▶ _Your objective_: Please set down each entry exactly, omitting any picture it holds.

* * *

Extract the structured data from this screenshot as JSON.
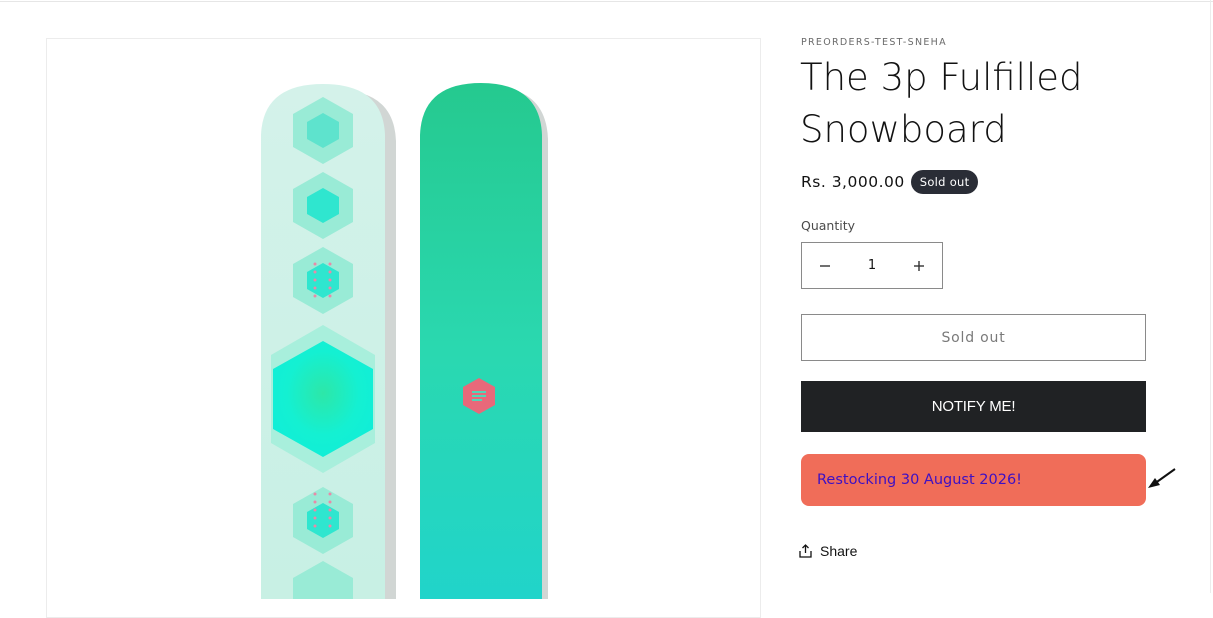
{
  "product": {
    "vendor": "PREORDERS-TEST-SNEHA",
    "title": "The 3p Fulfilled Snowboard",
    "price": "Rs. 3,000.00",
    "badge": "Sold out"
  },
  "quantity": {
    "label": "Quantity",
    "value": "1",
    "minus_icon": "minus-icon",
    "plus_icon": "plus-icon"
  },
  "buttons": {
    "sold_out": "Sold out",
    "notify": "NOTIFY ME!"
  },
  "restock_message": "Restocking 30 August 2026!",
  "share": {
    "label": "Share",
    "icon": "share-icon"
  },
  "colors": {
    "notify_bg": "#202224",
    "restock_bg": "#f06d59",
    "restock_text": "#3d10c4",
    "badge_bg": "#2a2d36"
  }
}
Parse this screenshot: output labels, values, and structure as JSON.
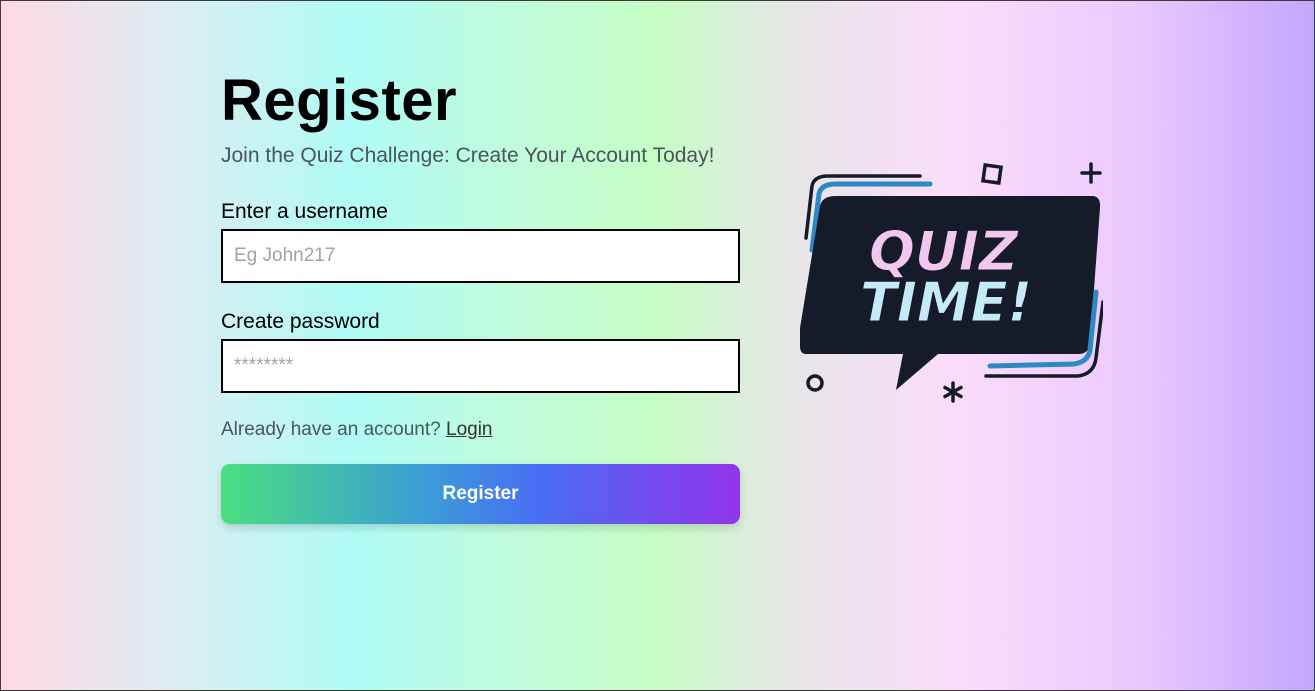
{
  "register": {
    "title": "Register",
    "subtitle": "Join the Quiz Challenge: Create Your Account Today!",
    "username": {
      "label": "Enter a username",
      "placeholder": "Eg John217",
      "value": ""
    },
    "password": {
      "label": "Create password",
      "placeholder": "********",
      "value": ""
    },
    "login_prompt": "Already have an account?",
    "login_link": "Login",
    "submit_label": "Register"
  },
  "logo": {
    "line1": "QUIZ",
    "line2": "TIME!",
    "icon": "quiz-time-speech-bubble"
  },
  "colors": {
    "button_gradient": [
      "#4ade80",
      "#3b9bd8",
      "#4a6cf5",
      "#9333ea"
    ],
    "logo_bubble": "#161b29",
    "logo_accent_blue": "#2b8ac4",
    "logo_accent_pink": "#e6b8ee"
  }
}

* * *

▶ _Output for this task_:
Extract the structured data from this screenshot as JSON.
{
  "product": {
    "vendor": "PREORDERS-TEST-SNEHA",
    "title": "The 3p Fulfilled Snowboard",
    "price": "Rs. 3,000.00",
    "badge": "Sold out"
  },
  "quantity": {
    "label": "Quantity",
    "value": "1",
    "minus_icon": "minus-icon",
    "plus_icon": "plus-icon"
  },
  "buttons": {
    "sold_out": "Sold out",
    "notify": "NOTIFY ME!"
  },
  "restock_message": "Restocking 30 August 2026!",
  "share": {
    "label": "Share",
    "icon": "share-icon"
  },
  "colors": {
    "notify_bg": "#202224",
    "restock_bg": "#f06d59",
    "restock_text": "#3d10c4",
    "badge_bg": "#2a2d36"
  }
}
Parse this screenshot: output labels, values, and structure as JSON.
{
  "register": {
    "title": "Register",
    "subtitle": "Join the Quiz Challenge: Create Your Account Today!",
    "username": {
      "label": "Enter a username",
      "placeholder": "Eg John217",
      "value": ""
    },
    "password": {
      "label": "Create password",
      "placeholder": "********",
      "value": ""
    },
    "login_prompt": "Already have an account?",
    "login_link": "Login",
    "submit_label": "Register"
  },
  "logo": {
    "line1": "QUIZ",
    "line2": "TIME!",
    "icon": "quiz-time-speech-bubble"
  },
  "colors": {
    "button_gradient": [
      "#4ade80",
      "#3b9bd8",
      "#4a6cf5",
      "#9333ea"
    ],
    "logo_bubble": "#161b29",
    "logo_accent_blue": "#2b8ac4",
    "logo_accent_pink": "#e6b8ee"
  }
}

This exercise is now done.